(DATA FOR THE TASK)

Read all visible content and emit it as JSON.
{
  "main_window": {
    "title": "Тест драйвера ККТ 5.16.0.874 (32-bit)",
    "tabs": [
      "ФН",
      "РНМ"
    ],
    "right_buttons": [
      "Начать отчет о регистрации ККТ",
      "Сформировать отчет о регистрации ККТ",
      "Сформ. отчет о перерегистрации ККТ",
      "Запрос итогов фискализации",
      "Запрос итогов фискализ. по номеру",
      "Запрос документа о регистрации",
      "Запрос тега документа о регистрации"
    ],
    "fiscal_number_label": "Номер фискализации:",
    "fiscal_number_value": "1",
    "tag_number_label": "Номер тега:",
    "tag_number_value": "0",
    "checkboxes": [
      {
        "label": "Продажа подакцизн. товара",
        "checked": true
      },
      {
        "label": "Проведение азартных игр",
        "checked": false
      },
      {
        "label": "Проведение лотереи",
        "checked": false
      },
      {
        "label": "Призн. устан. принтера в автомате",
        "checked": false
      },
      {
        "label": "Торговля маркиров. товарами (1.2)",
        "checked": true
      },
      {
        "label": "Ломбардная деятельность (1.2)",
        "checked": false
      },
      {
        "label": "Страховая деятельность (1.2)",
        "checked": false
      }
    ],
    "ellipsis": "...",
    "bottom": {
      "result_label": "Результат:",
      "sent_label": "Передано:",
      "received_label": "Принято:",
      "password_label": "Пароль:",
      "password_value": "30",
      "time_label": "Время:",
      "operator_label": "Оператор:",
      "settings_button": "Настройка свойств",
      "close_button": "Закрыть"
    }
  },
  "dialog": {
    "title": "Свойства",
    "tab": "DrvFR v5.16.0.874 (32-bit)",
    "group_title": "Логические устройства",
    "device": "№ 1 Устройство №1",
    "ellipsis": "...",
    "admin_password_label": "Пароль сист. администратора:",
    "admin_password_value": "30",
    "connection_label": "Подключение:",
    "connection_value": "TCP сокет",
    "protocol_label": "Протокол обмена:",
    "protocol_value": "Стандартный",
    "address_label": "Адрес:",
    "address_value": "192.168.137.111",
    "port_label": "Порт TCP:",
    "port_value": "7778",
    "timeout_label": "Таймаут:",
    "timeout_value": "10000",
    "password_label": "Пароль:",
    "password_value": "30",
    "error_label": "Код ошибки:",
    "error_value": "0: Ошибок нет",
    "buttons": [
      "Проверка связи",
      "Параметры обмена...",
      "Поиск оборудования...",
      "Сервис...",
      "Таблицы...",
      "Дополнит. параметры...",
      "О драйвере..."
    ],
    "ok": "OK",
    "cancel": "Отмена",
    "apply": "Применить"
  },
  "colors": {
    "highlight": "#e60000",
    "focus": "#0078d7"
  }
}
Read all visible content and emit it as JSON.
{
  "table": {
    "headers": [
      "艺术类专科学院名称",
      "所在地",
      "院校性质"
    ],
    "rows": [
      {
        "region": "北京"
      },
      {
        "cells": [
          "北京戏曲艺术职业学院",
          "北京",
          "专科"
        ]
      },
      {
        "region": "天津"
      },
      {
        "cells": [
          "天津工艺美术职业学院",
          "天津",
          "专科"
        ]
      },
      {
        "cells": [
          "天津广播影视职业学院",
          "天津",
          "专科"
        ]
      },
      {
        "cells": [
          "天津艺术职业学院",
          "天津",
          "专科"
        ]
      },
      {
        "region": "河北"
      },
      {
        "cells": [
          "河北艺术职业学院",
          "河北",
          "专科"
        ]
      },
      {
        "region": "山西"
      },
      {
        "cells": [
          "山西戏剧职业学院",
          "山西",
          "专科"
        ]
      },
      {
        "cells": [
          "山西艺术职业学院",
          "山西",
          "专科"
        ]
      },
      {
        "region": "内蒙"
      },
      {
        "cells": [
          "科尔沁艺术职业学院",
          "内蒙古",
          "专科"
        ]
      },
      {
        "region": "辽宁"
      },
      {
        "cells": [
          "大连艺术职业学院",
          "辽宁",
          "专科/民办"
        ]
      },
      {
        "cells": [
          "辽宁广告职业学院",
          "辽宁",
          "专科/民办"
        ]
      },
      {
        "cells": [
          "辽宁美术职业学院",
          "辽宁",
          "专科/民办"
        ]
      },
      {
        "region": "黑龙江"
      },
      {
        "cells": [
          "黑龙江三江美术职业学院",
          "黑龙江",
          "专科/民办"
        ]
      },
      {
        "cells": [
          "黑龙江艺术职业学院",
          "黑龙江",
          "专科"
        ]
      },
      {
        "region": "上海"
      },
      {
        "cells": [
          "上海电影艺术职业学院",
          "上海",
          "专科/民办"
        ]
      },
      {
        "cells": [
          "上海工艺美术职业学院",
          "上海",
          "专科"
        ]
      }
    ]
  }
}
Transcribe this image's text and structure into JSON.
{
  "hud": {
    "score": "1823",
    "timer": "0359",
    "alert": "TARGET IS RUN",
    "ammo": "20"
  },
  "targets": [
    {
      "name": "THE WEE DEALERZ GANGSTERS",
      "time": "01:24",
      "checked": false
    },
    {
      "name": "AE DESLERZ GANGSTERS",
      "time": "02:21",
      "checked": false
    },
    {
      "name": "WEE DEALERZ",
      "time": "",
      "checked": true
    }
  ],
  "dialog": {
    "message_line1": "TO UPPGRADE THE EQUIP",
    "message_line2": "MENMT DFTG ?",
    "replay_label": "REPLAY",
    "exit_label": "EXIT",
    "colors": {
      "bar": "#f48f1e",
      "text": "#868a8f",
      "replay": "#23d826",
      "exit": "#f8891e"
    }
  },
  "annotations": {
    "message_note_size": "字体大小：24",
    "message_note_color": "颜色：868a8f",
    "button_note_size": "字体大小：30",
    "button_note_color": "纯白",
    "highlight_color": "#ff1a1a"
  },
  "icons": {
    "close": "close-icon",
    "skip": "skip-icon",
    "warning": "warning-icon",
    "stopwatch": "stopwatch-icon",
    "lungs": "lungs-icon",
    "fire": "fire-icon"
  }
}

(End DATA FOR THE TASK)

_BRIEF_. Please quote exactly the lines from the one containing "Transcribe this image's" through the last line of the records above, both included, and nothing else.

_COMPLETED EXERCISE_.
Transcribe this image's text and structure into JSON.
{
  "hud": {
    "score": "1823",
    "timer": "0359",
    "alert": "TARGET IS RUN",
    "ammo": "20"
  },
  "targets": [
    {
      "name": "THE WEE DEALERZ GANGSTERS",
      "time": "01:24",
      "checked": false
    },
    {
      "name": "AE DESLERZ GANGSTERS",
      "time": "02:21",
      "checked": false
    },
    {
      "name": "WEE DEALERZ",
      "time": "",
      "checked": true
    }
  ],
  "dialog": {
    "message_line1": "TO UPPGRADE THE EQUIP",
    "message_line2": "MENMT DFTG ?",
    "replay_label": "REPLAY",
    "exit_label": "EXIT",
    "colors": {
      "bar": "#f48f1e",
      "text": "#868a8f",
      "replay": "#23d826",
      "exit": "#f8891e"
    }
  },
  "annotations": {
    "message_note_size": "字体大小：24",
    "message_note_color": "颜色：868a8f",
    "button_note_size": "字体大小：30",
    "button_note_color": "纯白",
    "highlight_color": "#ff1a1a"
  },
  "icons": {
    "close": "close-icon",
    "skip": "skip-icon",
    "warning": "warning-icon",
    "stopwatch": "stopwatch-icon",
    "lungs": "lungs-icon",
    "fire": "fire-icon"
  }
}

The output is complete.